New York and every New England state but New Hampshire are among the 16 states supporting Washington and a similar challenge by Minnesota. The two states were best positioned to lead the legal challenge as border states with international airports that are major entry points into the United States, Jepsen said.
“The effects are more direct,” Jepsen said.
Several judges around the country issued orders temporarily blocking Trump’s order, but the focus has been on U.S. District Judge James Robart in Seattle. His order was the broadest, and the 9th Circuit appeals court in San Franciso refused Saturday to stay Robart’s restraining order.
The appeals court set a deadline of Monday afternoon for briefs, with expedited decision expected. The matter is likely to end up before the U.S. Supreme Court.
In the amicus brief, the attorneys general asserted that Washington and Minnesota were injured by the immigration order and therefore have legal standing to challenge it in court.
“These injuries include harm to state colleges and universities, medical institutions, tax revenues; States’ interests in seeing the Establishment Clause upheld within our jurisdictions; and States’ interests in ensuring the health, welfare, and civil rights of our residents,” they wrote.

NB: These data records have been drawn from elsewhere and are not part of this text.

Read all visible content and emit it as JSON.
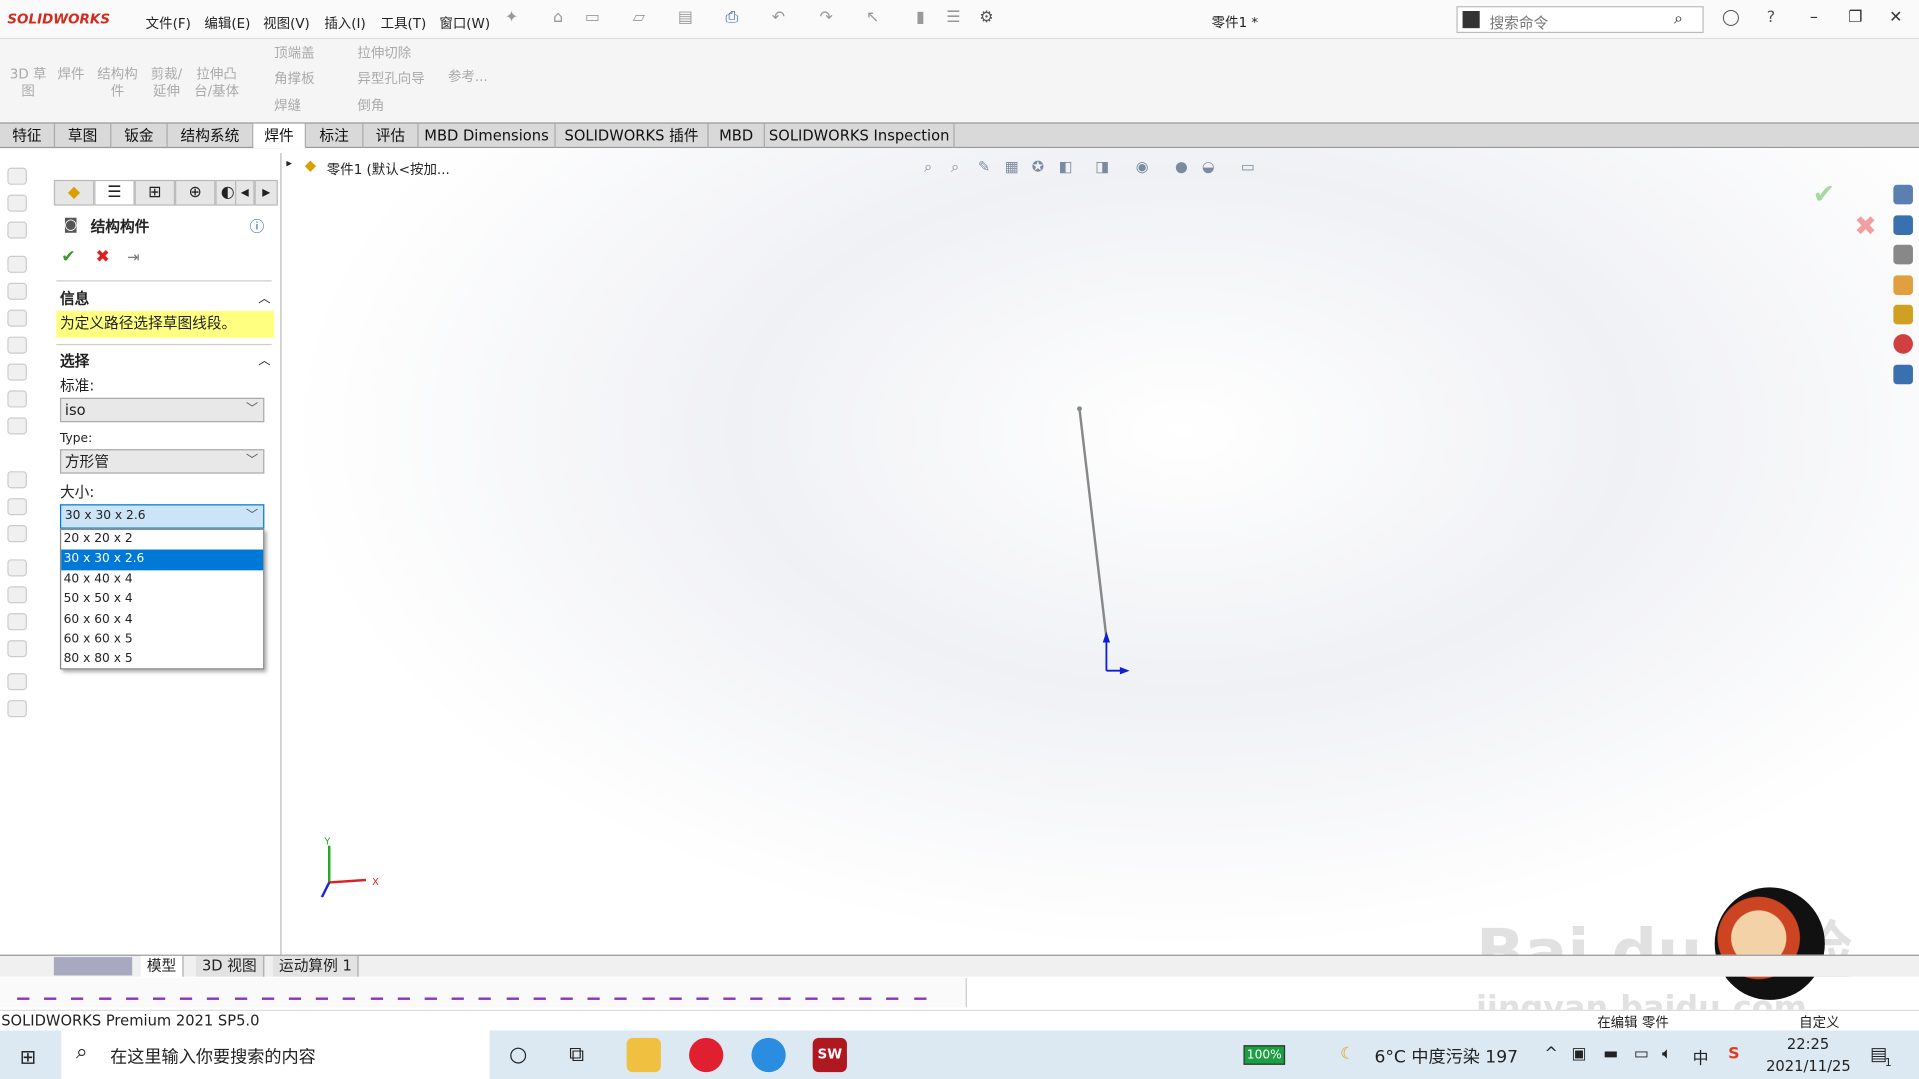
{
  "app": {
    "logo": "SOLIDWORKS",
    "title": "零件1 *",
    "search_placeholder": "搜索命令"
  },
  "menu": [
    "文件(F)",
    "编辑(E)",
    "视图(V)",
    "插入(I)",
    "工具(T)",
    "窗口(W)"
  ],
  "command_manager": {
    "large": [
      "3D 草图",
      "焊件",
      "结构构件",
      "剪裁/延伸",
      "拉伸凸台/基体"
    ],
    "small_col1": [
      "顶端盖",
      "角撑板",
      "焊缝"
    ],
    "small_col2": [
      "拉伸切除",
      "异型孔向导",
      "倒角"
    ],
    "reference": "参考..."
  },
  "tabs": [
    "特征",
    "草图",
    "钣金",
    "结构系统",
    "焊件",
    "标注",
    "评估",
    "MBD Dimensions",
    "SOLIDWORKS 插件",
    "MBD",
    "SOLIDWORKS Inspection"
  ],
  "active_tab": "焊件",
  "feature_tree": {
    "root": "零件1 (默认<按加..."
  },
  "property_manager": {
    "title": "结构构件",
    "info": {
      "header": "信息",
      "message": "为定义路径选择草图线段。"
    },
    "selection": {
      "header": "选择",
      "standard_label": "标准:",
      "standard_value": "iso",
      "type_label": "Type:",
      "type_value": "方形管",
      "size_label": "大小:",
      "size_value": "30 x 30 x 2.6",
      "size_options": [
        "20 x 20 x 2",
        "30 x 30 x 2.6",
        "40 x 40 x 4",
        "50 x 50 x 4",
        "60 x 60 x 4",
        "60 x 60 x 5",
        "80 x 80 x 5"
      ],
      "selected_option": "30 x 30 x 2.6"
    }
  },
  "triad": {
    "x": "X",
    "y": "Y"
  },
  "bottom_tabs": [
    "模型",
    "3D 视图",
    "运动算例 1"
  ],
  "status": {
    "left": "SOLIDWORKS Premium 2021 SP5.0",
    "editing": "在编辑 零件",
    "custom": "自定义"
  },
  "taskbar": {
    "search_placeholder": "在这里输入你要搜索的内容",
    "battery": "100%",
    "weather": "6°C 中度污染 197",
    "time": "22:25",
    "date": "2021/11/25",
    "notifications": "1",
    "ime": "中"
  },
  "watermark": {
    "text": "Baidu经验",
    "url": "jingyan.baidu.com"
  },
  "colors": {
    "accent": "#0078d7",
    "info_bg": "#ffff80",
    "logo": "#d52b1e"
  }
}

The Establishment Clause of the First Amendment prohibits the government from favoring one religion over another. The attorneys general described the executive order as “an act of unconstitutional discrimination.”
“It is well recognized that States have standing to sue the federal government where a federal law or federal action with the force of law impairs their legitimate, sovereign interest in the continued enforceability of their own statutes,” they wrote.
Jepsen seemed skeptical last week about the ability of state attorneys general to fight the executive order, but he said Monday the states clearly can show damages.
The California State University System alone has more than 1,300 students from the affected countries with immigrant status and more than 250 students on student visas, and the states face the loss of direct and indirect revenue, the attorneys general said.
“The collective amounts at issue are immense, even just with respect to student tax dollars,” they said in the brief. “In New York, in 2015, there were almost 1,000 nationals from the affected countries studying on temporary visas, who collectively contributed $30.4 million to the State’s economy, including direct payments for tuition and fees and living expenses.”